Succulent seabass with a crisp skin, topped with ginger crisps and a soy dressing
This is a simple dish that is healthy, delicious and very quick to make. The hardest bit is julienning the ginger and this will come with a little practice. The recipe is adapted from a traditional Malaysian-Chinese recipe commonly served in seafood restaurants around Malaysia. It is also often made by families at home due to its simplicity. The main changes I have made are to use fillets rather than the whole fish, and to grill the fillets rather than deep fry them as is customary in Malaysia.
I usually serve this dish as a quick, mid-week dinner for both adults and children alike, with steamed rice and a warm broccoli salad. I have also made this as part of Asian-themed dinner parties and received rave reviews for them every time.
2 seabass fillets, descaled
approx. 5 inches of ginger (I make quite a lot as I love my ginger crisps, but you can make more or less of these depending on how much you like eating/cutting them).
1 tablespoon of dark soy sauce*
2 tablespoons of light sauce*
Salt and pepper to taste
Some sunflower oil (or any mild tasting oil of your choice)
1) Clean and pat dry the seabass fillets. Season both sides with salt and black pepper. Lightly grease the bottom of a roasting pan/tray with some sunflower oil. Place the seabass skin side up and then turn over so that both sides end up lightly coated with some oil.
2) Skin and then julienne the ginger as finely as you can. This takes some practice, but is worth it in the end when you get light, crisp ginger pieces that complement the tender seabass wonderfully.
3) Heat some oil in a frying pan. I usually make sure that there is enough to cover the entire bottom of the pan in a thin layer of oil. This is to ensure that your ginger crisps cook evenly. Do not worry if it looks like a lot of oil, as not all of it will actually end up in the finished dish.

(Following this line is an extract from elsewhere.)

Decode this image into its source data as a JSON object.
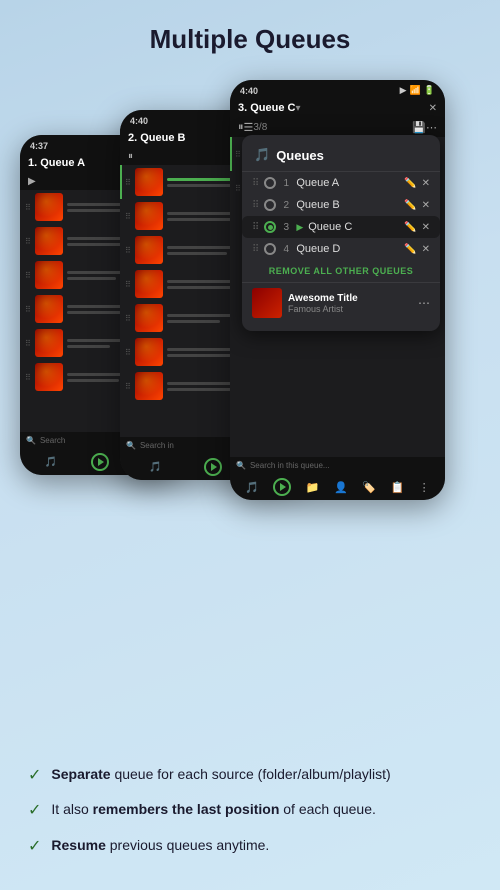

4)When your oil is hot, fry ginger crisps until crisp and golden. I usually do this on a medium heat, keeping a close eye on them as the crisps burn quite easily and you do not want to end up having to julienne another batch of ginger. Once ready, use a sieve to separate the ginger crisps and the oil. Save the leftover oil as you will need some later for the sauce. You can also save the ginger oil in an airtight container for 3-4 days. They can be a wonderful addition to salad dressings, adding a warm and spicy dimension to them.
5) Grill fish using an overhead grill for 3 minutes each side, starting first with the skin side down. I usually have it on the lowest setting to start with and then turn up to the next setting during the last minute to crisp up the skin. (If you do not have a grill, you can also simply pan-fry the fillets in a pan with a little oil for 2-3 minutes a side on a medium heat.)

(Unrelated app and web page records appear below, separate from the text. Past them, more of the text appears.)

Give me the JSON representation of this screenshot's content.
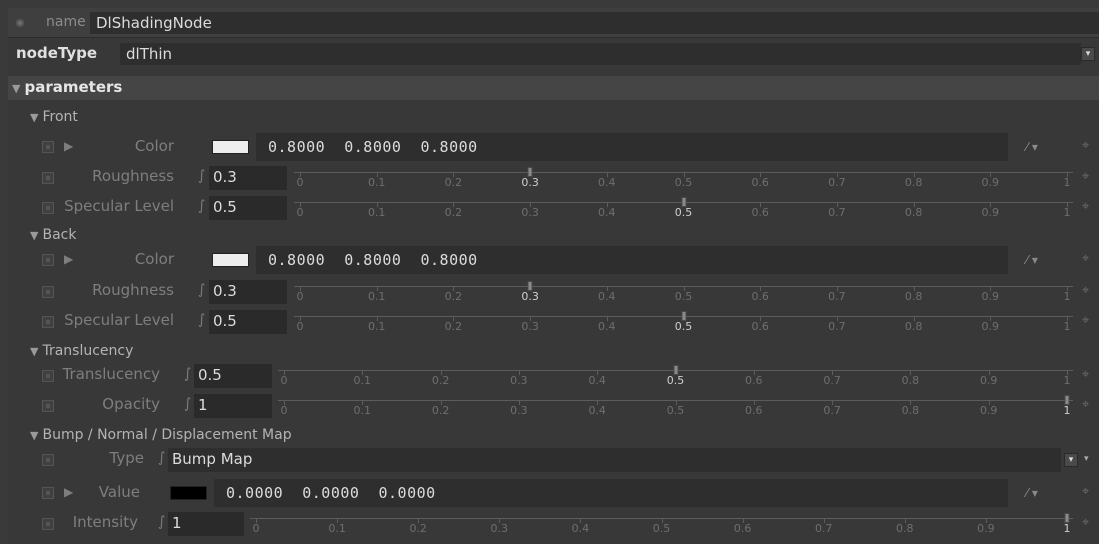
{
  "name_row": {
    "label": "name",
    "value": "DlShadingNode"
  },
  "nodetype_row": {
    "label": "nodeType",
    "value": "dlThin"
  },
  "params": {
    "label": "parameters"
  },
  "sections": {
    "front": "Front",
    "back": "Back",
    "translucency": "Translucency",
    "bump": "Bump / Normal / Displacement Map"
  },
  "front": {
    "color": {
      "label": "Color",
      "swatch": "#eeeeee",
      "r": "0.8000",
      "g": "0.8000",
      "b": "0.8000"
    },
    "roughness": {
      "label": "Roughness",
      "value": "0.3",
      "level": 0.3
    },
    "specular": {
      "label": "Specular Level",
      "value": "0.5",
      "level": 0.5
    }
  },
  "back": {
    "color": {
      "label": "Color",
      "swatch": "#eeeeee",
      "r": "0.8000",
      "g": "0.8000",
      "b": "0.8000"
    },
    "roughness": {
      "label": "Roughness",
      "value": "0.3",
      "level": 0.3
    },
    "specular": {
      "label": "Specular Level",
      "value": "0.5",
      "level": 0.5
    }
  },
  "translucency": {
    "translucency": {
      "label": "Translucency",
      "value": "0.5",
      "level": 0.5
    },
    "opacity": {
      "label": "Opacity",
      "value": "1",
      "level": 1
    }
  },
  "bump": {
    "type": {
      "label": "Type",
      "value": "Bump Map"
    },
    "value": {
      "label": "Value",
      "swatch": "#000000",
      "r": "0.0000",
      "g": "0.0000",
      "b": "0.0000"
    },
    "intensity": {
      "label": "Intensity",
      "value": "1",
      "level": 1
    }
  },
  "slider_ticks": [
    "0",
    "0.1",
    "0.2",
    "0.3",
    "0.4",
    "0.5",
    "0.6",
    "0.7",
    "0.8",
    "0.9",
    "1"
  ],
  "icons": {
    "expression": "∫",
    "pick": "⁄ ▾",
    "pin": "⌖",
    "dropdown": "▾",
    "expand": "▶",
    "section_toggle": "▼"
  },
  "colors": {
    "background": "#383838",
    "field": "#2e2e2e",
    "text": "#dcdcdc",
    "label": "#7e7e7e"
  }
}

6) When the fish is done, transfer them to your serving dish skin side up and spread the ginger crisps evenly over them.
7) Take a tablespoon of the leftover oil from frying the ginger earlier and heat that in the pan (I just use the pan I’d used to fry the ginger crisps). Add the soy sauces. When they start to bubble in the pan, remove from the heat and drizzle that over and around your fish.
Enjoy with steamed rice and whatever vegetables you feel like. We usually have it with a broccoli and pumpkin seed salad or some stir-fried vegetables.
*If you are unfamiliar with soy sauce, please refer to my quick note on the ingredient in this post.